* [Task prompt]: Which lines below hold the word "高度な設定"? Copy all of them.

Start of Given records

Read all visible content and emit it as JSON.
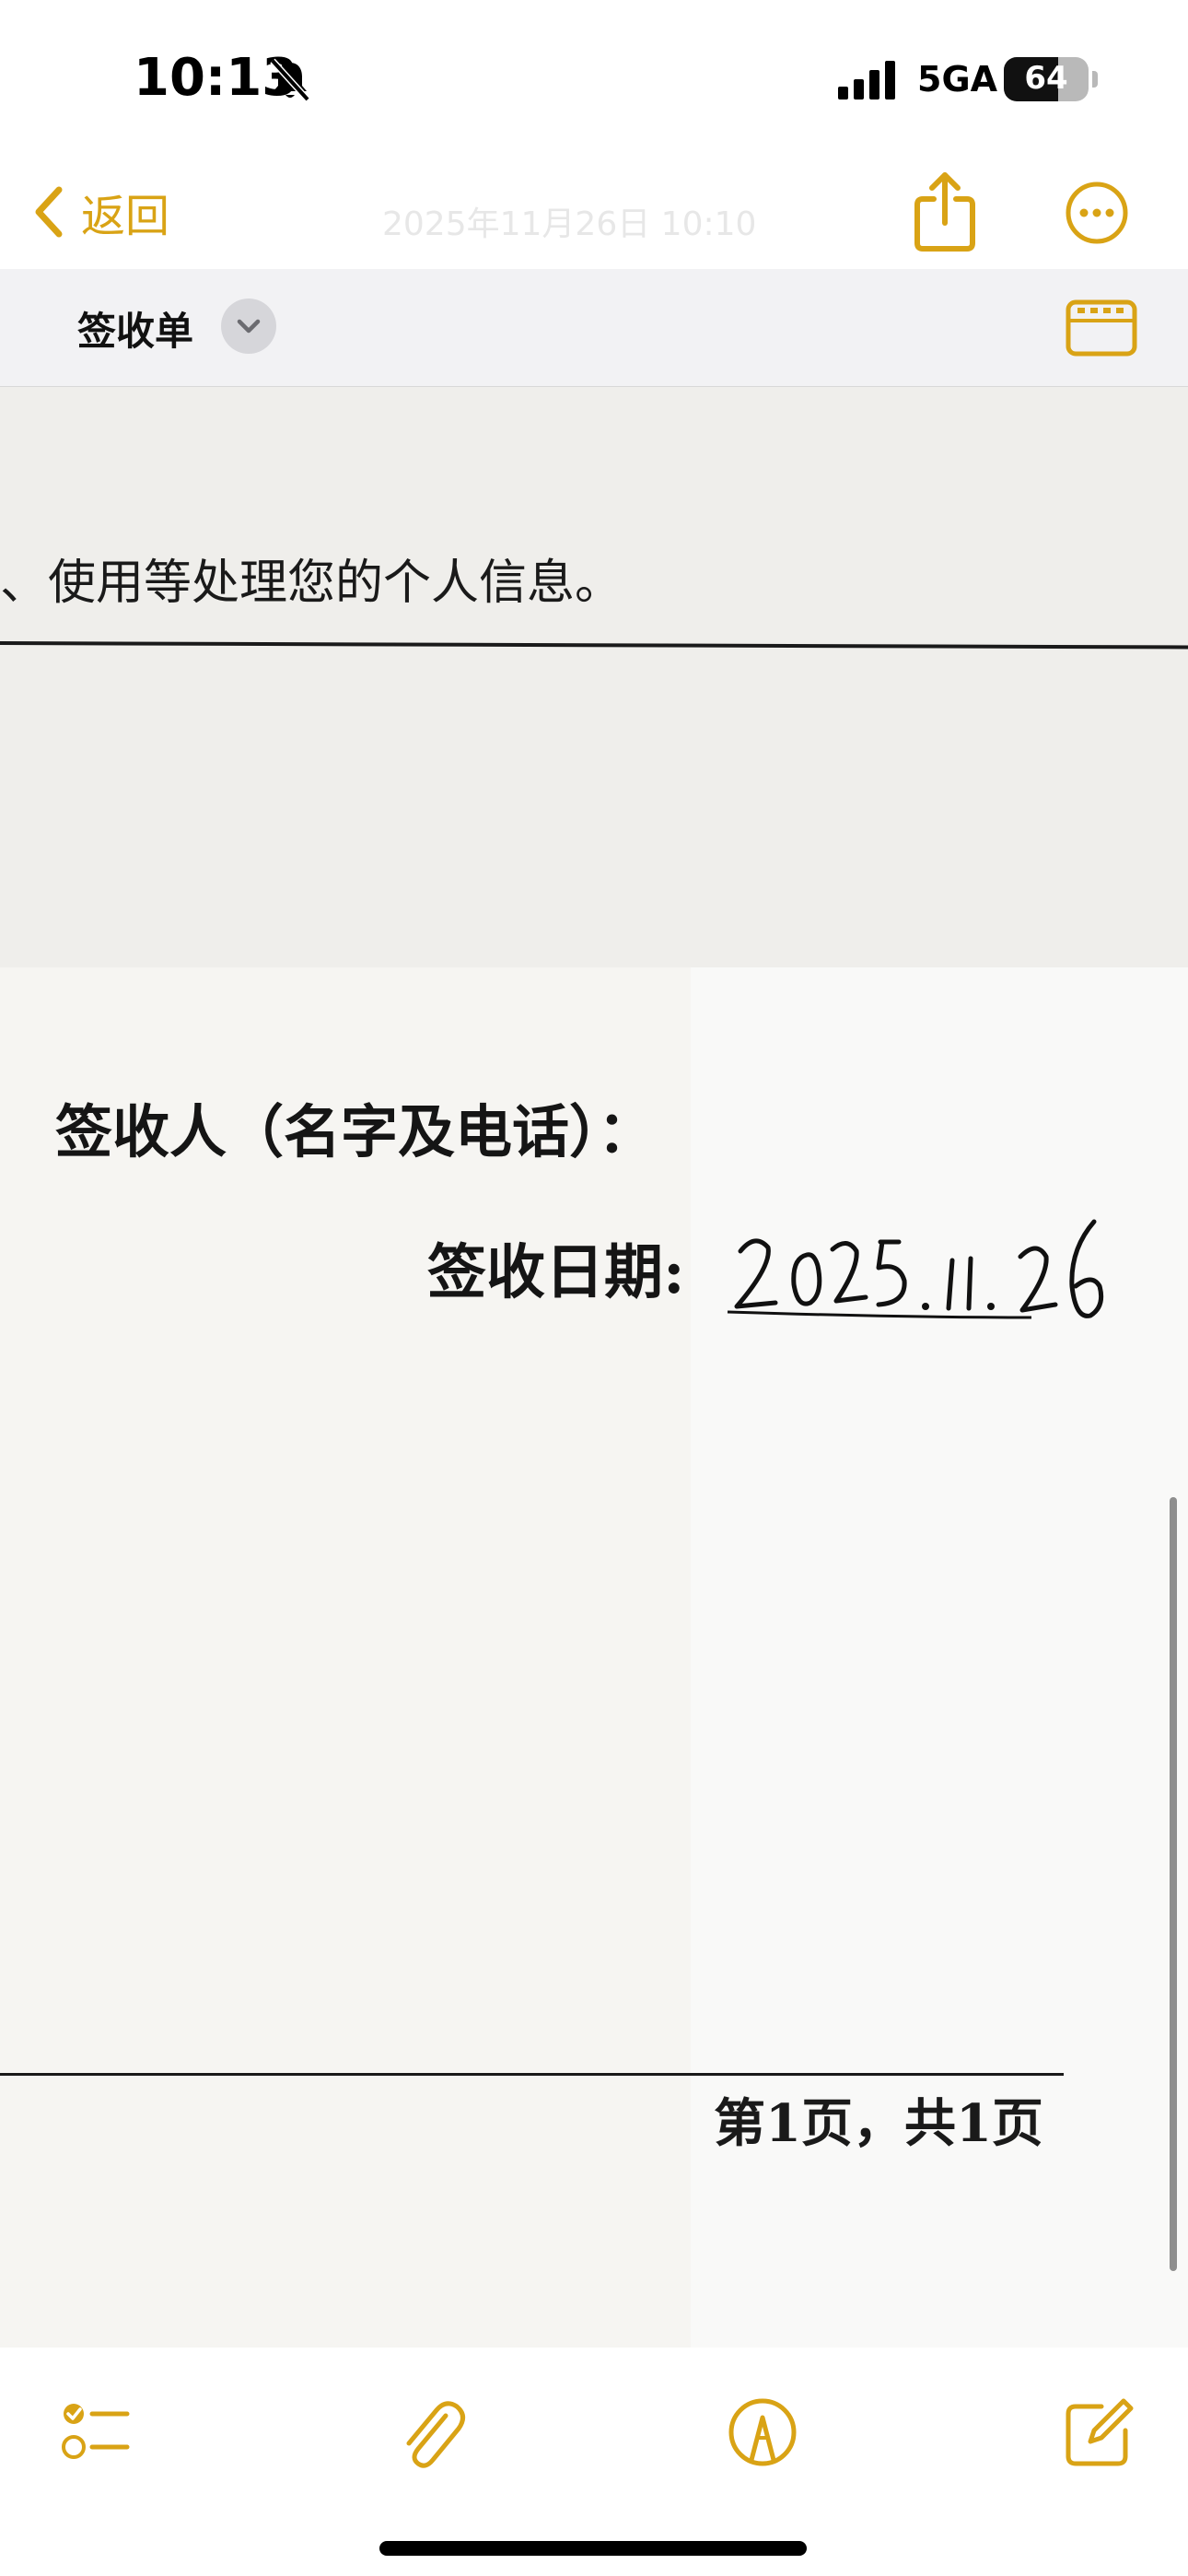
{
  "status_bar": {
    "time": "10:13",
    "network": "5GA",
    "battery_level": "64",
    "battery_fraction": 0.64,
    "icons": [
      "bell-slash-icon",
      "cellular-signal-icon",
      "battery-icon"
    ]
  },
  "nav": {
    "back_label": "返回",
    "date_text": "2025年11月26日 10:10",
    "share_icon": "share-icon",
    "more_icon": "ellipsis-circle-icon",
    "accent_color": "#d9a315"
  },
  "title_bar": {
    "title": "签收单",
    "dropdown_icon": "chevron-down-icon",
    "keyboard_icon": "keyboard-icon"
  },
  "document": {
    "consent_text": "、使用等处理您的个人信息。",
    "signer_label": "签收人（名字及电话）：",
    "date_label": "签收日期:",
    "handwritten_date": "2025.11.26",
    "page_footer": "第1页，共1页"
  },
  "toolbar": {
    "icons": [
      "checklist-icon",
      "paperclip-icon",
      "markup-pen-icon",
      "compose-icon"
    ]
  }
}
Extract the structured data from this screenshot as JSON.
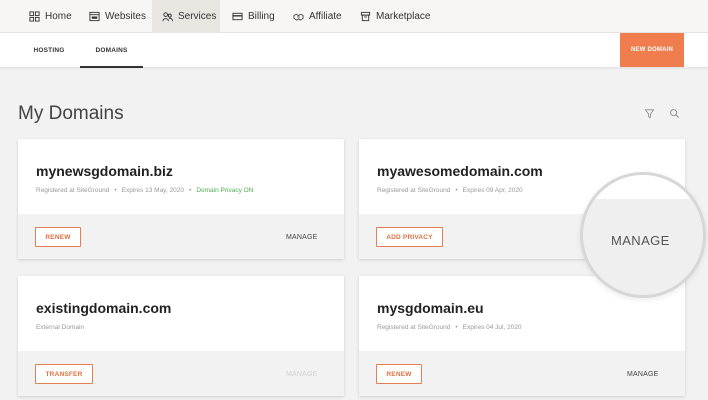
{
  "nav": {
    "items": [
      {
        "label": "Home",
        "icon": "grid-icon"
      },
      {
        "label": "Websites",
        "icon": "browser-icon"
      },
      {
        "label": "Services",
        "icon": "people-icon",
        "active": true
      },
      {
        "label": "Billing",
        "icon": "card-icon"
      },
      {
        "label": "Affiliate",
        "icon": "handshake-icon"
      },
      {
        "label": "Marketplace",
        "icon": "box-icon"
      }
    ]
  },
  "subnav": {
    "tabs": [
      {
        "label": "HOSTING"
      },
      {
        "label": "DOMAINS",
        "active": true
      }
    ],
    "new_domain": "NEW DOMAIN"
  },
  "page": {
    "title": "My Domains"
  },
  "domains": [
    {
      "name": "mynewsgdomain.biz",
      "registrar": "Registered at SiteGround",
      "expires": "Expires 13 May, 2020",
      "privacy": "Domain Privacy ON",
      "action": "RENEW",
      "manage": "MANAGE"
    },
    {
      "name": "myawesomedomain.com",
      "registrar": "Registered at SiteGround",
      "expires": "Expires 09 Apr, 2020",
      "action": "ADD PRIVACY",
      "manage": "MANAGE"
    },
    {
      "name": "existingdomain.com",
      "registrar": "External Domain",
      "action": "TRANSFER",
      "manage": "MANAGE"
    },
    {
      "name": "mysgdomain.eu",
      "registrar": "Registered at SiteGround",
      "expires": "Expires 04 Jul, 2020",
      "action": "RENEW",
      "manage": "MANAGE"
    }
  ],
  "magnifier": {
    "label": "MANAGE"
  },
  "colors": {
    "accent": "#ef7d4d",
    "green": "#4caf50"
  }
}
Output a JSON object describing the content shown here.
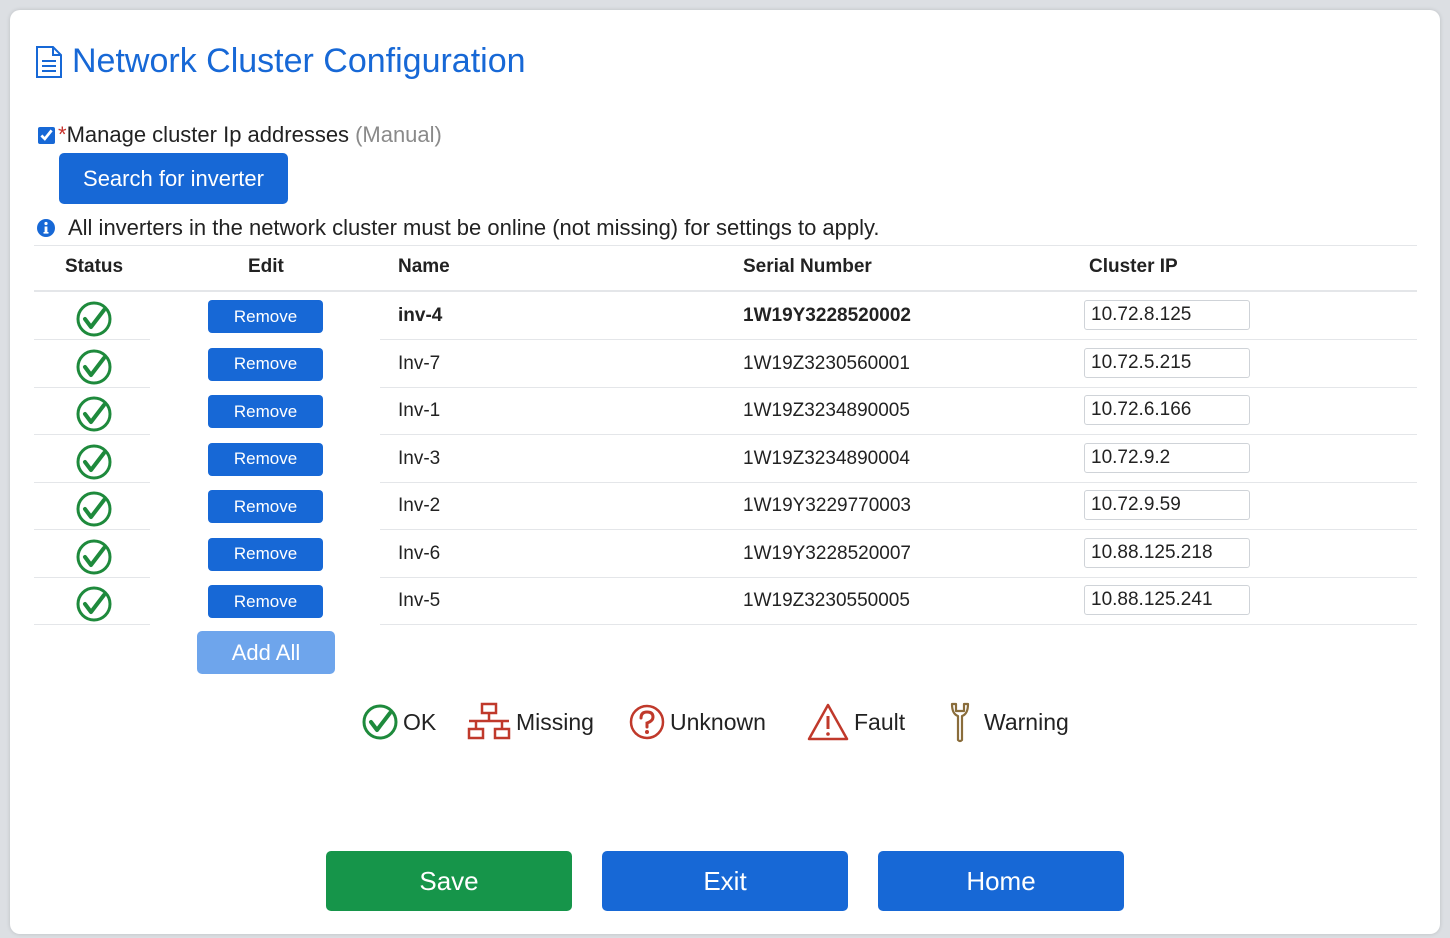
{
  "page": {
    "title": "Network Cluster Configuration",
    "manage_label": "Manage cluster Ip addresses",
    "manage_required_mark": "*",
    "manage_mode": "(Manual)",
    "manage_checked": true,
    "search_button": "Search for inverter",
    "info_text": "All inverters in the network cluster must be online (not missing) for settings to apply."
  },
  "table": {
    "headers": {
      "status": "Status",
      "edit": "Edit",
      "name": "Name",
      "serial": "Serial Number",
      "ip": "Cluster IP"
    },
    "rows": [
      {
        "status": "OK",
        "edit": "Remove",
        "name": "inv-4",
        "serial": "1W19Y3228520002",
        "ip": "10.72.8.125"
      },
      {
        "status": "OK",
        "edit": "Remove",
        "name": "Inv-7",
        "serial": "1W19Z3230560001",
        "ip": "10.72.5.215"
      },
      {
        "status": "OK",
        "edit": "Remove",
        "name": "Inv-1",
        "serial": "1W19Z3234890005",
        "ip": "10.72.6.166"
      },
      {
        "status": "OK",
        "edit": "Remove",
        "name": "Inv-3",
        "serial": "1W19Z3234890004",
        "ip": "10.72.9.2"
      },
      {
        "status": "OK",
        "edit": "Remove",
        "name": "Inv-2",
        "serial": "1W19Y3229770003",
        "ip": "10.72.9.59"
      },
      {
        "status": "OK",
        "edit": "Remove",
        "name": "Inv-6",
        "serial": "1W19Y3228520007",
        "ip": "10.88.125.218"
      },
      {
        "status": "OK",
        "edit": "Remove",
        "name": "Inv-5",
        "serial": "1W19Z3230550005",
        "ip": "10.88.125.241"
      }
    ],
    "add_all": "Add All"
  },
  "legend": {
    "ok": "OK",
    "missing": "Missing",
    "unknown": "Unknown",
    "fault": "Fault",
    "warning": "Warning"
  },
  "buttons": {
    "save": "Save",
    "exit": "Exit",
    "home": "Home"
  },
  "colors": {
    "primary": "#1768d6",
    "save": "#16954a",
    "ok_icon": "#1e8a3c",
    "missing_icon": "#c0392b",
    "unknown_icon": "#c0392b",
    "fault_icon": "#c0392b",
    "warning_icon": "#8a6d3b",
    "required": "#c8312b"
  },
  "icons": {
    "title": "document-icon",
    "info": "info-circle-icon",
    "ok": "check-circle-icon",
    "missing": "network-icon",
    "unknown": "question-circle-icon",
    "fault": "warning-triangle-icon",
    "warning": "wrench-icon"
  }
}
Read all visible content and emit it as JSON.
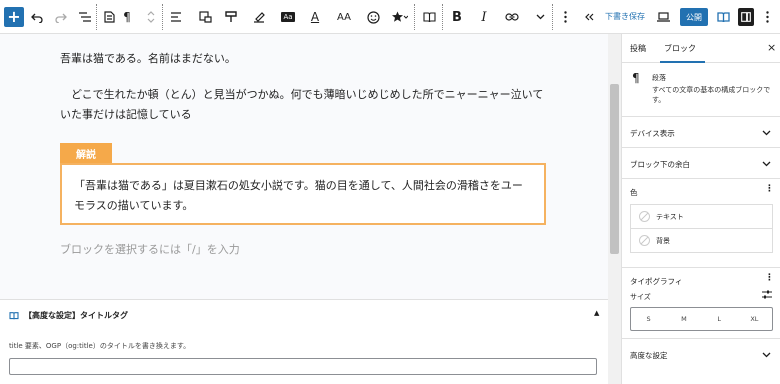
{
  "toolbar": {
    "save_draft": "下書き保存",
    "publish": "公開",
    "paragraph_icon": "¶",
    "format_aa": "Aa",
    "format_text": "A",
    "format_size": "AA",
    "bold": "B",
    "italic": "I"
  },
  "editor": {
    "paragraph_1": "吾輩は猫である。名前はまだない。",
    "paragraph_2": "　どこで生れたか頓（とん）と見当がつかぬ。何でも薄暗いじめじめした所でニャーニャー泣いていた事だけは記憶している",
    "note_label": "解説",
    "note_text": "「吾輩は猫である」は夏目漱石の処女小説です。猫の目を通して、人間社会の滑稽さをユーモラスの描いています。",
    "placeholder": "ブロックを選択するには「/」を入力"
  },
  "meta_box": {
    "title": "【高度な設定】タイトルタグ",
    "description": "title 要素、OGP（og:title）のタイトルを書き換えます。",
    "input_value": ""
  },
  "sidebar": {
    "tab_post": "投稿",
    "tab_block": "ブロック",
    "close": "×",
    "block_name": "段落",
    "block_desc": "すべての文章の基本の構成ブロックです。",
    "panel_device": "デバイス表示",
    "panel_margin": "ブロック下の余白",
    "panel_color": "色",
    "color_text": "テキスト",
    "color_bg": "背景",
    "panel_typography": "タイポグラフィ",
    "size_label": "サイズ",
    "sizes": [
      "S",
      "M",
      "L",
      "XL"
    ],
    "panel_advanced": "高度な設定"
  },
  "colors": {
    "accent": "#2271b1",
    "note_header": "#f5a94a",
    "note_border": "#f5b260"
  }
}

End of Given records

* [Solution to this exercise]:
    "title": "【高度な設定】タイトルタグ",
    "panel_advanced": "高度な設定"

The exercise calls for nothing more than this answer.